Retrieve every line of the data holding the word "https".
(Dataset content begins)
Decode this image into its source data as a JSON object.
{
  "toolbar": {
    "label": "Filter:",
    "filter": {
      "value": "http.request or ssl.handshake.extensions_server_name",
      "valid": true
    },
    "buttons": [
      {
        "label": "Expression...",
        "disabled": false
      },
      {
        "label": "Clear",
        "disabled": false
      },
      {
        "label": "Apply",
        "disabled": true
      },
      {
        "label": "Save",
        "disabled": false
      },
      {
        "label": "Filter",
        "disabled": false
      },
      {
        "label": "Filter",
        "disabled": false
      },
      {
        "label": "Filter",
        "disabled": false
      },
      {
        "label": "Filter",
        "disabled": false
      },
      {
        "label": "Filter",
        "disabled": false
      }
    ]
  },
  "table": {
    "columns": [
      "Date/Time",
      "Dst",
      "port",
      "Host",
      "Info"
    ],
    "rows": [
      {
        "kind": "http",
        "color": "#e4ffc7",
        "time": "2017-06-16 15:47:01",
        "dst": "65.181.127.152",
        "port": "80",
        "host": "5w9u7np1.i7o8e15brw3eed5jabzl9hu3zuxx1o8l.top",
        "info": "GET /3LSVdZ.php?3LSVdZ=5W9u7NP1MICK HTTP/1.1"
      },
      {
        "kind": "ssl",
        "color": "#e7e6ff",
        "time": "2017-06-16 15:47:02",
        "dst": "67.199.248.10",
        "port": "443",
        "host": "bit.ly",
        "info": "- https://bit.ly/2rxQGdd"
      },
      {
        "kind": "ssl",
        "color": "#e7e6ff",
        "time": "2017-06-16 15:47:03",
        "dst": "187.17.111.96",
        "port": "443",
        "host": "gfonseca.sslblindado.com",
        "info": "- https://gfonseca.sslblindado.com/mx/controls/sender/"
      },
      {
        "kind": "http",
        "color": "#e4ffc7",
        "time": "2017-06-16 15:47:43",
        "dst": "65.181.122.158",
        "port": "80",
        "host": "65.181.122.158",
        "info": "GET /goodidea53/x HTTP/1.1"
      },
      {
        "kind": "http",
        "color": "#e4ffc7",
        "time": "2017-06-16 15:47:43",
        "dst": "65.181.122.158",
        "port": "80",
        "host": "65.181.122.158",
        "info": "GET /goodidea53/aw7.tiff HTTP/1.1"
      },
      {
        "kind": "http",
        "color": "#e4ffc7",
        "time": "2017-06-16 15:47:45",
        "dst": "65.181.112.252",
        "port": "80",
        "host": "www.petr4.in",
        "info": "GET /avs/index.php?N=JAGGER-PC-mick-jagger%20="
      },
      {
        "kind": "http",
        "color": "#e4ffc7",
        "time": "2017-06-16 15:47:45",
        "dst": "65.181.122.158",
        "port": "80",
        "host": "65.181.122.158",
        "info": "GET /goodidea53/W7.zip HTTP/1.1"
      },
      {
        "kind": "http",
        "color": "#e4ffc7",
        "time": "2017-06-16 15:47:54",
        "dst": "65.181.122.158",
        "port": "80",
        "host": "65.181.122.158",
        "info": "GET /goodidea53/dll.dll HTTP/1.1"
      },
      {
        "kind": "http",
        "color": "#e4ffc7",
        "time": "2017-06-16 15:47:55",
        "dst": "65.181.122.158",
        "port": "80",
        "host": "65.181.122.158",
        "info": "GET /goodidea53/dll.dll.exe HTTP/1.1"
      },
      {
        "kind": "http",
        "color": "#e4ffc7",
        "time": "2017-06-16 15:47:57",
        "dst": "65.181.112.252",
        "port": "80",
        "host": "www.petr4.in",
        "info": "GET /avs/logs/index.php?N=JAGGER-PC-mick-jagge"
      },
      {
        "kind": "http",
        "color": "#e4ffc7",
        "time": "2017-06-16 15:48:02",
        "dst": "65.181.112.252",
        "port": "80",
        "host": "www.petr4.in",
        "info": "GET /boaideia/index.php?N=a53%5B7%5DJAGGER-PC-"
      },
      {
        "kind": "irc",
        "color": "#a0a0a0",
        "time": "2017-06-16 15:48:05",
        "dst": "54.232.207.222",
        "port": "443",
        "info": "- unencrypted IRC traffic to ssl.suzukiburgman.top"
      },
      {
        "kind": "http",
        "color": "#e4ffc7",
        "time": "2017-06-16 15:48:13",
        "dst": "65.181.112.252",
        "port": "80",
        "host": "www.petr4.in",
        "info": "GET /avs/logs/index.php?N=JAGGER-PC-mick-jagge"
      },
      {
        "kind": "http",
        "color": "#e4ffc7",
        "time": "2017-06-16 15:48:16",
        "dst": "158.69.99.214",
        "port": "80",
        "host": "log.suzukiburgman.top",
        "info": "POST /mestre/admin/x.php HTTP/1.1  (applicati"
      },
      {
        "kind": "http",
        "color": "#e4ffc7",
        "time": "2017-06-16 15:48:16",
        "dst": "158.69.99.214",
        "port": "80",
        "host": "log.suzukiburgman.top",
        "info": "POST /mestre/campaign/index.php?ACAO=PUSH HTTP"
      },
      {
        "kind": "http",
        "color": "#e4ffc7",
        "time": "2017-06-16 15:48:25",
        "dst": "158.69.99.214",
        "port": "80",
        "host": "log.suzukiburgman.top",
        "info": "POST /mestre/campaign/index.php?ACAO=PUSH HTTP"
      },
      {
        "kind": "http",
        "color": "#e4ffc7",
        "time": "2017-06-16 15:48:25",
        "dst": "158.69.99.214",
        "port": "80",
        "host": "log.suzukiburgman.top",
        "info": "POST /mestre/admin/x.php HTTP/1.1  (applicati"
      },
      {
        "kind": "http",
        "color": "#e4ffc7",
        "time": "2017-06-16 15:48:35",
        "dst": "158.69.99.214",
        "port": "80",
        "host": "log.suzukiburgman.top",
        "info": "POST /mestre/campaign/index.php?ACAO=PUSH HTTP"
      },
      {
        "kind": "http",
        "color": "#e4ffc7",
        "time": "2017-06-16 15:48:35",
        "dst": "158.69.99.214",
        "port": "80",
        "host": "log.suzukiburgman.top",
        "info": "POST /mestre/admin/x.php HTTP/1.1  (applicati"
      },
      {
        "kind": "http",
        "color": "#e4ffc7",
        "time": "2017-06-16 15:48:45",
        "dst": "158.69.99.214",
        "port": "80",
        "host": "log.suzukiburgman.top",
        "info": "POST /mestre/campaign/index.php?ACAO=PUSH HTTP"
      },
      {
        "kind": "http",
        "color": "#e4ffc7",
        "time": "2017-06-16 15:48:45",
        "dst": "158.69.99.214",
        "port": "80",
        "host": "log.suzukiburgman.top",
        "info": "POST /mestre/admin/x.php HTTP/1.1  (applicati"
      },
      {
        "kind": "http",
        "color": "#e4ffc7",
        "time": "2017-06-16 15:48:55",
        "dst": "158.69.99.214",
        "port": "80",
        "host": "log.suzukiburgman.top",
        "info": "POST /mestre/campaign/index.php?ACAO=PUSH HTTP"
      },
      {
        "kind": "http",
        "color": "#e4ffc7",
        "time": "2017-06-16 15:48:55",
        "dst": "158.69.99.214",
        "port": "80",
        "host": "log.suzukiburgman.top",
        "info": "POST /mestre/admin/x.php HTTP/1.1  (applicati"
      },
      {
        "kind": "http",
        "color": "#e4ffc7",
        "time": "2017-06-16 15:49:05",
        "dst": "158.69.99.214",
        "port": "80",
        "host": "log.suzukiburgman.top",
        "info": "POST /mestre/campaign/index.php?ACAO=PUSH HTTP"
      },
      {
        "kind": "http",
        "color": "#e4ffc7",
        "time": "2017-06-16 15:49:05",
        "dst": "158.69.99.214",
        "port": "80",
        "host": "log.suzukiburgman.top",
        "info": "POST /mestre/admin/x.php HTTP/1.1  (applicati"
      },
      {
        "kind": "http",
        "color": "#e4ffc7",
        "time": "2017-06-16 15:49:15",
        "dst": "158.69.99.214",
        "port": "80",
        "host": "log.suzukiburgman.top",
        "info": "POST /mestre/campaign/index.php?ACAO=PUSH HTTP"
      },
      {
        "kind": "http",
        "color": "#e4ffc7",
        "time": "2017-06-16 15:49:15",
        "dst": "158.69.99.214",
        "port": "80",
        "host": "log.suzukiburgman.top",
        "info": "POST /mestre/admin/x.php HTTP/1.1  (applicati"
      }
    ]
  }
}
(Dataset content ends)
Your response:
        "info": "- https://bit.ly/2rxQGdd"
        "info": "- https://gfonseca.sslblindado.com/mx/controls/sender/"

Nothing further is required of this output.